Anyone in the IT business – or in business in general – can take a lesson from Puryear IT CEO Dustin Puryear, who recently sized-up his time as an IT leader and entrepreneur extraordinaire. Starting out as “an IT geek,” moving to an independent IT consultant, then to a lead consultant and, ultimately, a fully-fledged CEO, Puryear ran the gamut of everything one could be in the IT world – but found room for improvement even so.
He speaks of looking in the mirror and “firing” himself, citing the fact that the company (his own) had moved faster than he personally could adjust. It was actually the second time he did that, finding it to be a healthy thing that allowed room for growth and improvement over accepting the status quo and coasting along on one’s own laurels.
This, despite the fact that he had transitioned from IT geek to “Does Everything CEO,” and, with a sharp focus on marketing and sales, nearly doubled his firm’s revenue in one year. As he relates, his team grew, their customer base expanded, and things changed for the better. Except for the fact, he notes, that he hadn’t changed with it. “I was still trying to run the company like a micro-business,” he remarks.
He cites Business Coaching guru Michael Gerber’s “The E-Myth” when sizing himself up as a does-it-all enterpriser, and perhaps holds himself to a tall yardstick of standards and criteria when it comes to satisfaction in the world of business. Dustin’s philosophy seems to be a perpetual, “We can do better,” and like Gerber’s business owner in The E-Myth series, he perhaps took his role as “Chief Problem Solver” far too seriously.
His philosophy seems to also be, “If you want something done right, do it yourself.” That’s a lot to take on as just one person, but Dustin’s persistence is also one of his strong suits. But, it wasn’t enough to stop the inevitable: He knew his venture was in trouble, and needed one of four options to keep it afloat. Those four options were:
- Watch the company crash and burn
- Sell the company and let it become somebody else’s problem
- Shrink the enterprise to a more manageable level
- Adapt the company into a new type of company rather than let it adapt him
In his journey through the many business roles he was taking on, Dustin realized he had misunderstood the true purposes of some of them, such as that of CFO. As an EO Accelerator participant, he conferred with colleagues who were using an outsourced CFO, with whom he met, and who turned his head around with some innovative accounting practices.

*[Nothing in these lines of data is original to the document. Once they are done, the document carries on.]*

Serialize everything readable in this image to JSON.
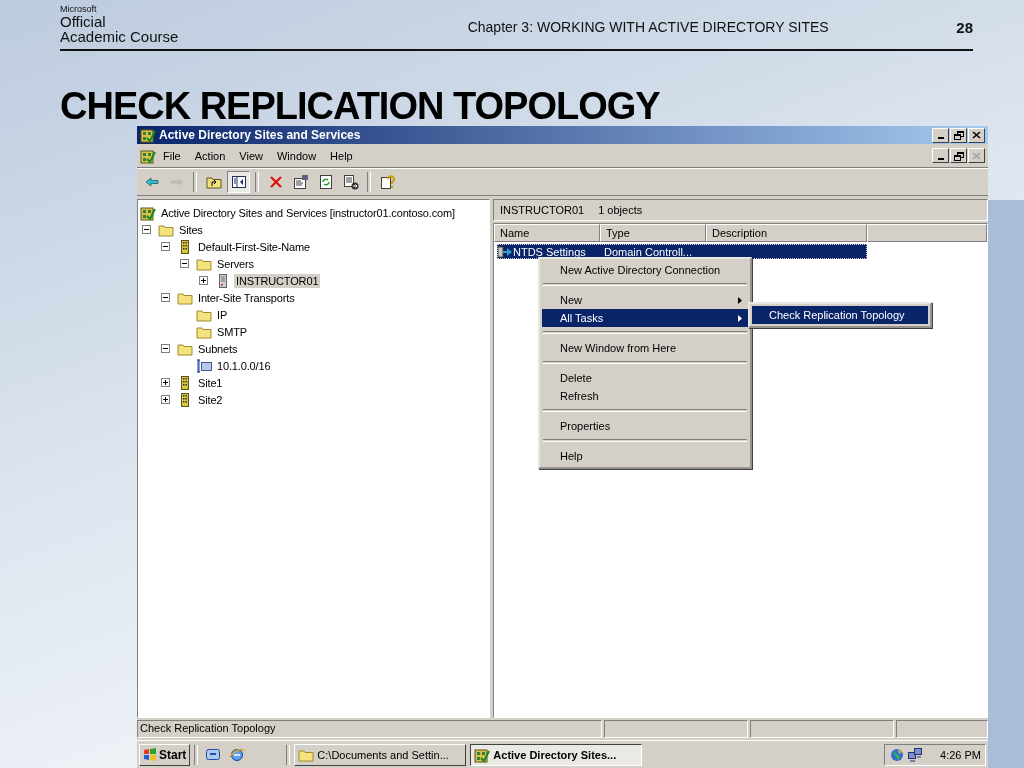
{
  "slide": {
    "logo": {
      "brand": "Microsoft",
      "lines": [
        "Official",
        "Academic Course"
      ]
    },
    "chapter": "Chapter 3: WORKING WITH ACTIVE DIRECTORY SITES",
    "page": "28",
    "title": "CHECK REPLICATION TOPOLOGY"
  },
  "window": {
    "title": "Active Directory Sites and Services",
    "mdi_controls": [
      {
        "kind": "minimize",
        "disabled": false
      },
      {
        "kind": "restore",
        "disabled": false
      },
      {
        "kind": "close",
        "disabled": true
      }
    ]
  },
  "menu_bar": [
    "File",
    "Action",
    "View",
    "Window",
    "Help"
  ],
  "toolbar": [
    {
      "kind": "back",
      "disabled": false,
      "pressed": false
    },
    {
      "kind": "forward",
      "disabled": true,
      "pressed": false
    },
    {
      "kind": "separator"
    },
    {
      "kind": "up",
      "disabled": false,
      "pressed": false
    },
    {
      "kind": "tree",
      "disabled": false,
      "pressed": true
    },
    {
      "kind": "separator"
    },
    {
      "kind": "delete",
      "disabled": false,
      "pressed": false
    },
    {
      "kind": "properties",
      "disabled": false,
      "pressed": false
    },
    {
      "kind": "refresh",
      "disabled": false,
      "pressed": false
    },
    {
      "kind": "export",
      "disabled": false,
      "pressed": false
    },
    {
      "kind": "separator"
    },
    {
      "kind": "help",
      "disabled": false,
      "pressed": false
    }
  ],
  "tree": {
    "label": "Active Directory Sites and Services [instructor01.contoso.com]",
    "kind": "root",
    "selected": false,
    "children": [
      {
        "label": "Sites",
        "kind": "folder",
        "expanded": true,
        "selected": false,
        "children": [
          {
            "label": "Default-First-Site-Name",
            "kind": "site",
            "expanded": true,
            "selected": false,
            "children": [
              {
                "label": "Servers",
                "kind": "folder",
                "expanded": true,
                "selected": false,
                "children": [
                  {
                    "label": "INSTRUCTOR01",
                    "kind": "server",
                    "expanded": false,
                    "selected": true
                  }
                ]
              }
            ]
          },
          {
            "label": "Inter-Site Transports",
            "kind": "folder",
            "expanded": true,
            "selected": false,
            "children": [
              {
                "label": "IP",
                "kind": "folder",
                "selected": false
              },
              {
                "label": "SMTP",
                "kind": "folder",
                "selected": false
              }
            ]
          },
          {
            "label": "Subnets",
            "kind": "folder",
            "expanded": true,
            "selected": false,
            "children": [
              {
                "label": "10.1.0.0/16",
                "kind": "subnet",
                "selected": false
              }
            ]
          },
          {
            "label": "Site1",
            "kind": "site",
            "expanded": false,
            "selected": false
          },
          {
            "label": "Site2",
            "kind": "site",
            "expanded": false,
            "selected": false
          }
        ]
      }
    ]
  },
  "details": {
    "title": "INSTRUCTOR01",
    "count": "1 objects",
    "columns": [
      "Name",
      "Type",
      "Description"
    ],
    "rows": [
      {
        "name": "NTDS Settings",
        "type": "Domain Controll...",
        "selected": true
      }
    ]
  },
  "context_menu": {
    "items": [
      {
        "kind": "item",
        "label": "New Active Directory Connection",
        "submenu": false,
        "selected": false
      },
      {
        "kind": "separator"
      },
      {
        "kind": "item",
        "label": "New",
        "submenu": true,
        "selected": false
      },
      {
        "kind": "item",
        "label": "All Tasks",
        "submenu": true,
        "selected": true
      },
      {
        "kind": "separator"
      },
      {
        "kind": "item",
        "label": "New Window from Here",
        "submenu": false,
        "selected": false
      },
      {
        "kind": "separator"
      },
      {
        "kind": "item",
        "label": "Delete",
        "submenu": false,
        "selected": false
      },
      {
        "kind": "item",
        "label": "Refresh",
        "submenu": false,
        "selected": false
      },
      {
        "kind": "separator"
      },
      {
        "kind": "item",
        "label": "Properties",
        "submenu": false,
        "selected": false
      },
      {
        "kind": "separator"
      },
      {
        "kind": "item",
        "label": "Help",
        "submenu": false,
        "selected": false
      }
    ],
    "submenu": [
      {
        "label": "Check Replication Topology",
        "selected": true
      }
    ]
  },
  "status_bar": {
    "text": "Check Replication Topology"
  },
  "taskbar": {
    "start": "Start",
    "tasks": [
      {
        "label": "C:\\Documents and Settin...",
        "kind": "folder",
        "selected": false
      },
      {
        "label": "Active Directory Sites...",
        "kind": "app",
        "selected": true
      }
    ],
    "clock": "4:26 PM"
  }
}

The financial tutelage helped him increase his company’s profit margin by several points, which he used to bring on said CFO in his place. He had let himself go as CFO, allowed an outsider’s ideas propel his business, and had taken it all in stride, focused on streamlining his business (not on ego or outdoing his competitors), and ultimately saw the wisdom in collaborative practices at the executive level.
As of this month, October 2016, Dustin is still CEO and CIO of Puryear IT of Baton Rouge, LA, as well as Vice President of Sales, Account Management, and IT MSP automation. He jokes that it may be time to pink-slip himself again, but as an award-winning, “cloud-centric” IT provider that takes strategic development and advanced IT solutions to their fullest potential and application, he may not have the time to.